But ‘Why?’ does not consist solely of questions. To be sure, it manifests one of the commonly understood phases of mourning in its bewildered and uncomprehending ‘whys’, in its pain and numbness. But it also enacts another phase of mourning by showing anger and a refusal to accept what has happened. After seven minutes of Taylor’s elegiac gospel song (closer, perhaps, to the kind of “sorrow songs” discussed by W.E.B. Du Bois in The Souls of Black Folk), Simone and the band start to raise the volume and the singer’s voice takes on a harder edge as she poses a new question: what will happen in the cities now that “our people are rising”? Utilizing some of the stop-start drama of her reading of ‘Pirate Jenny‘, Simone brings the searchlight of her voice to flash on “that moment that you know what life is”, a moment of decision – an event – where the attainment of a new, more meaningful subjectivity is recognized, a commitment and fidelity that can survive even death. To a dramatically rolling piano accompaniment, Simone testifies that “you know what freedom is, for one moment of your life”. As she returns to Taylor’s lyric – “what’s gonna happen / now that the King of Love is dead?” – the song takes on a new, less fatalistic, more assertive dimension, no longer a question raised to a cruel God, but rather a threat and prediction of “the fire next time“.
During the song, Simone also takes the time to reflect on the loss of other role models and cultural beacons: “Lorraine Hansberry left us … and then Langston Hughes left us, Coltrane left us, Otis Redding left us. Who can go on? Do you realize how many we have lost? … We can’t afford any more losses. … They’re shooting us down one by one.”

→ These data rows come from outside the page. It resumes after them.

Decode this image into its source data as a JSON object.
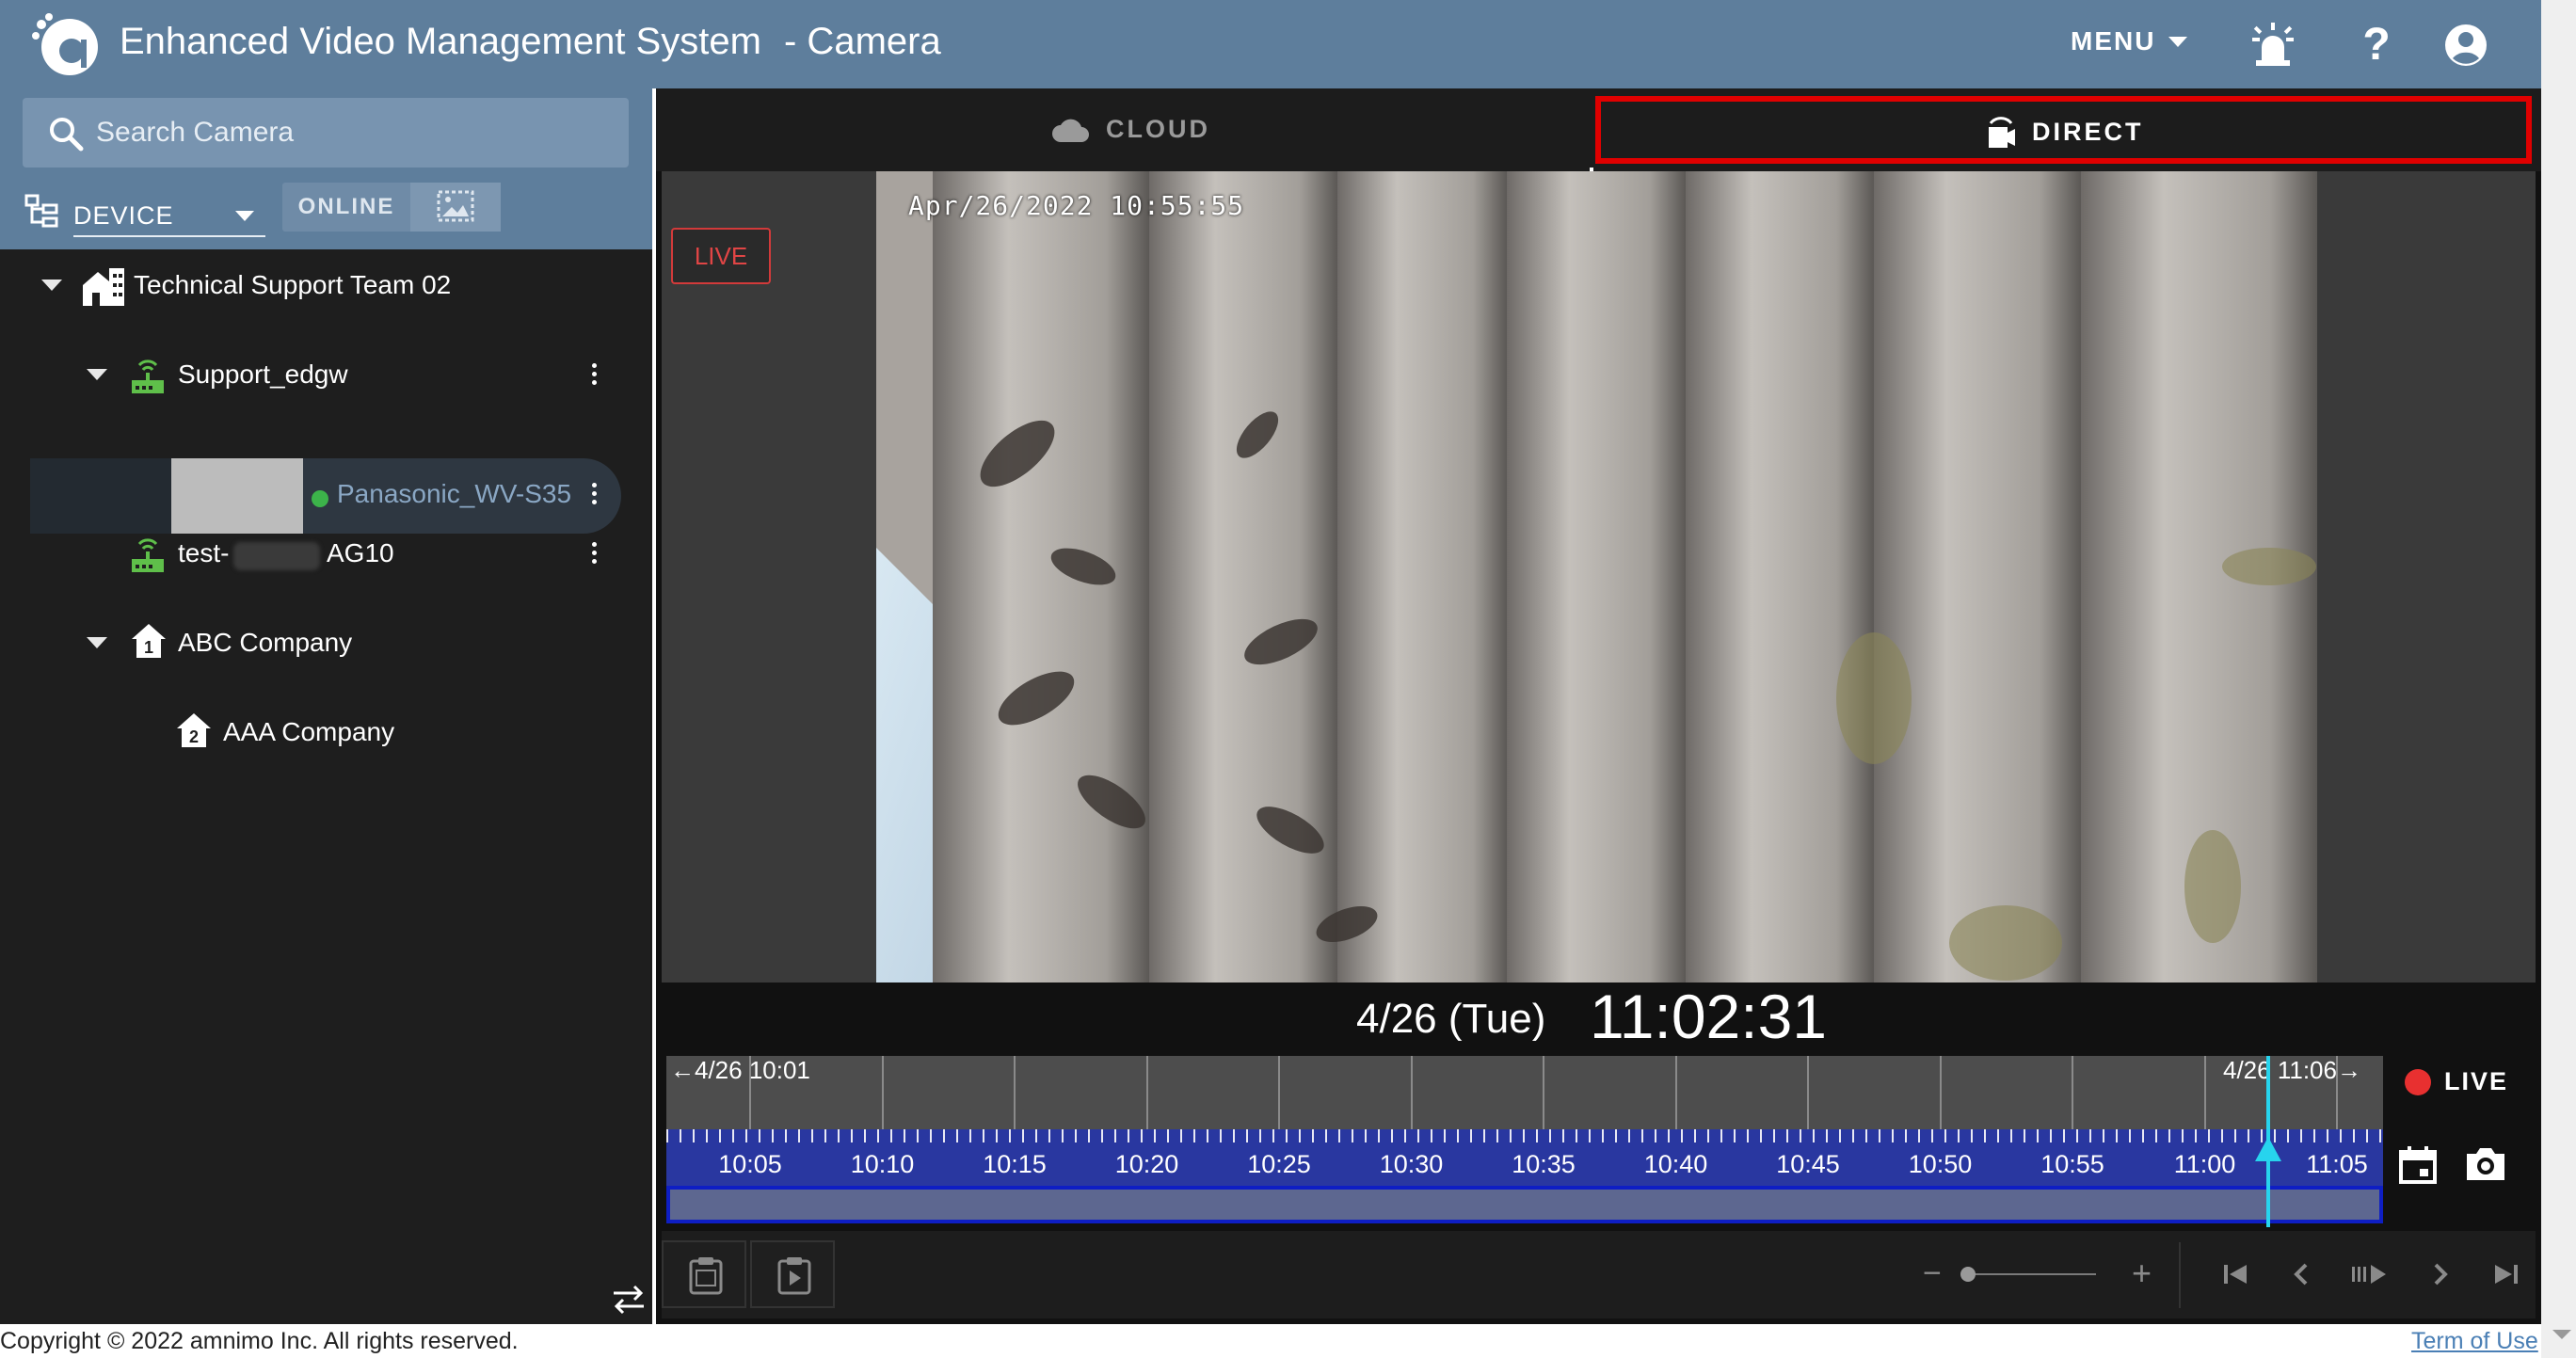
{
  "header": {
    "app_title": "Enhanced Video Management System",
    "page_suffix": "- Camera",
    "menu_label": "MENU",
    "help_glyph": "?",
    "icons": [
      "app-logo-icon",
      "alarm-light-icon",
      "help-icon",
      "account-icon"
    ]
  },
  "sidebar": {
    "search_placeholder": "Search Camera",
    "device_select_value": "DEVICE",
    "online_label": "ONLINE",
    "tree": [
      {
        "label": "Technical Support Team 02",
        "icon": "building-icon",
        "expanded": true
      },
      {
        "label": "Support_edgw",
        "icon": "gateway-icon",
        "expanded": true
      },
      {
        "label": "Panasonic_WV-S35",
        "icon": "camera-thumbnail",
        "status": "online",
        "selected": true
      },
      {
        "label_prefix": "test-",
        "label_suffix": "AG10",
        "icon": "gateway-icon"
      },
      {
        "label": "ABC Company",
        "icon": "home-1-icon",
        "expanded": true
      },
      {
        "label": "AAA Company",
        "icon": "home-2-icon"
      }
    ]
  },
  "tabs": {
    "cloud_label": "CLOUD",
    "direct_label": "DIRECT",
    "active": "DIRECT"
  },
  "player": {
    "live_badge": "LIVE",
    "overlay_timestamp": "Apr/26/2022  10:55:55",
    "date_label": "4/26 (Tue)",
    "time_label": "11:02:31"
  },
  "timeline": {
    "range_start_label": "4/26 10:01",
    "range_end_label": "4/26 11:06",
    "tick_labels": [
      "10:05",
      "10:10",
      "10:15",
      "10:20",
      "10:25",
      "10:30",
      "10:35",
      "10:40",
      "10:45",
      "10:50",
      "10:55",
      "11:00",
      "11:05"
    ],
    "cursor_time": "11:02"
  },
  "live_control": {
    "label": "LIVE"
  },
  "footer": {
    "copyright": "Copyright © 2022 amnimo Inc. All rights reserved.",
    "term_link": "Term of Use"
  },
  "colors": {
    "header_bg": "#5e7e9c",
    "sidebar_bg": "#1e1e1e",
    "active_tab_border": "#e00000",
    "timeline_band": "#2937a0",
    "cursor": "#27d4ee",
    "online_dot": "#3cb34a",
    "live_red": "#e83030"
  }
}
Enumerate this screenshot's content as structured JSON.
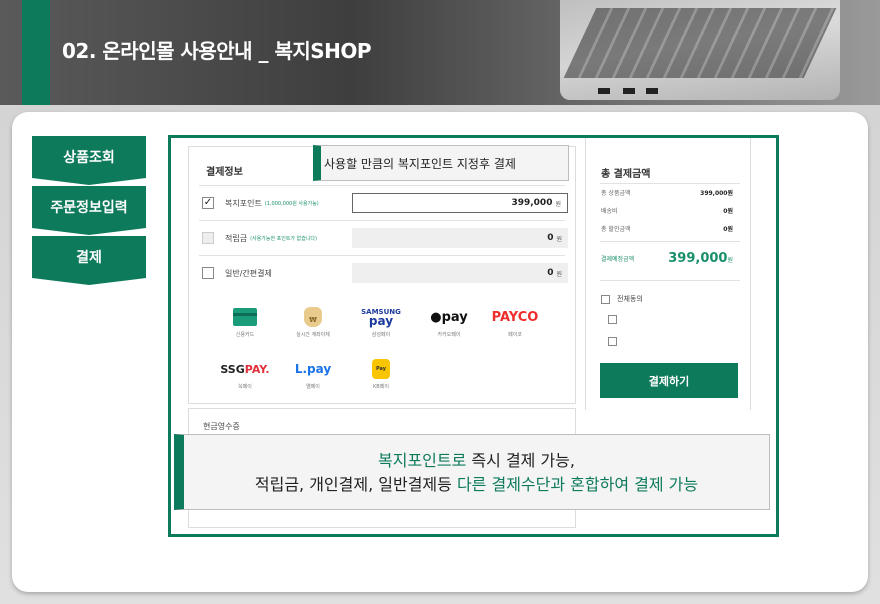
{
  "header": {
    "title": "02. 온라인몰 사용안내 _ 복지SHOP",
    "accent": "#0e7a5c"
  },
  "steps": [
    {
      "label": "상품조회"
    },
    {
      "label": "주문정보입력"
    },
    {
      "label": "결제"
    }
  ],
  "payment": {
    "title": "결제정보",
    "rows": [
      {
        "label": "복지포인트",
        "sub": "(1,000,000원 사용가능)",
        "value": "399,000",
        "unit": "원",
        "checked": true
      },
      {
        "label": "적립금",
        "sub": "(사용가능한 포인트가 없습니다)",
        "value": "0",
        "unit": "원",
        "checked": false
      },
      {
        "label": "일반/간편결제",
        "sub": "",
        "value": "0",
        "unit": "원",
        "checked": false
      }
    ],
    "methods": [
      {
        "name": "신용카드",
        "icon": "credit-card-icon"
      },
      {
        "name": "실시간 계좌이체",
        "icon": "money-bag-icon"
      },
      {
        "name": "삼성페이",
        "brand_top": "SAMSUNG",
        "brand_bottom": "pay"
      },
      {
        "name": "카카오페이",
        "brand": "●pay"
      },
      {
        "name": "페이코",
        "brand": "PAYCO"
      },
      {
        "name": "쓱페이",
        "brand_a": "SSG",
        "brand_b": "PAY."
      },
      {
        "name": "엘페이",
        "brand": "L.pay"
      },
      {
        "name": "KB페이",
        "icon": "kb-pay-icon",
        "brand": "Pay"
      }
    ],
    "cash_receipt_title": "현금영수증"
  },
  "summary": {
    "title": "총 결제금액",
    "lines": [
      {
        "label": "총 상품금액",
        "value": "399,000원"
      },
      {
        "label": "배송비",
        "value": "0원"
      },
      {
        "label": "총 할인금액",
        "value": "0원"
      }
    ],
    "total_label": "결제예정금액",
    "total_value": "399,000",
    "total_unit": "원",
    "agree_all": "전체동의",
    "pay_button": "결제하기"
  },
  "callouts": {
    "top": "사용할 만큼의 복지포인트 지정후 결제",
    "bottom_line1_a": "복지포인트로",
    "bottom_line1_b": " 즉시 결제 가능,",
    "bottom_line2_a": "적립금, 개인결제, 일반결제등 ",
    "bottom_line2_b": "다른 결제수단과 혼합하여 결제 가능"
  }
}
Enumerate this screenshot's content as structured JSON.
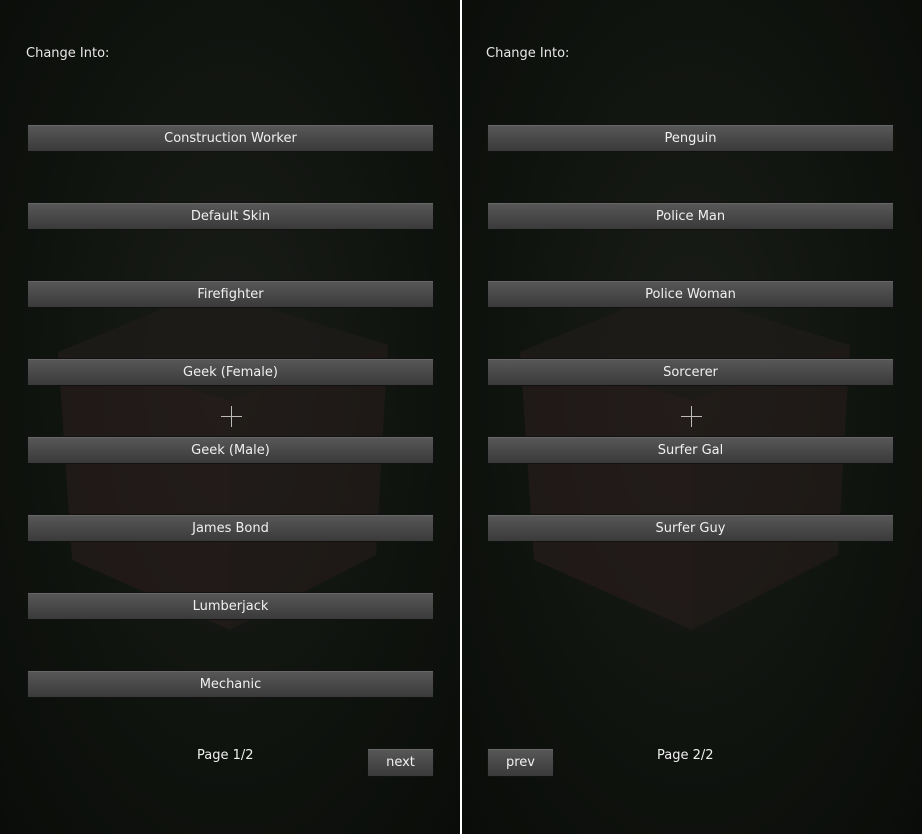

Perhaps not surprisingly, Simone also used ‘Mississippi Goddam‘ in her Westbury concert to comment on King’s murder and to connect it to other incidents, not least the church bombing that had inspired the writing of the song. At one point she replaces “Tennessee” with “Memphis”, a reference to the city where King was shot; later, calling upon the audience to join her in song, Simone shouts “the time is too late now … the King is dead!” As if it were not clear that ‘Mississippi Goddam’ is delivering on the threats hinted at in ‘Why?’, Simone declares “I ain’t about to be nonviolent honey!” Unlike the version of the song immortalized on the In Concert album, here it is Simone who is laughing. Her laughter seems as strange and out of place as that of the audience in the earlier version but we should probably hear it as an illogical response to an illogical and impossible situation.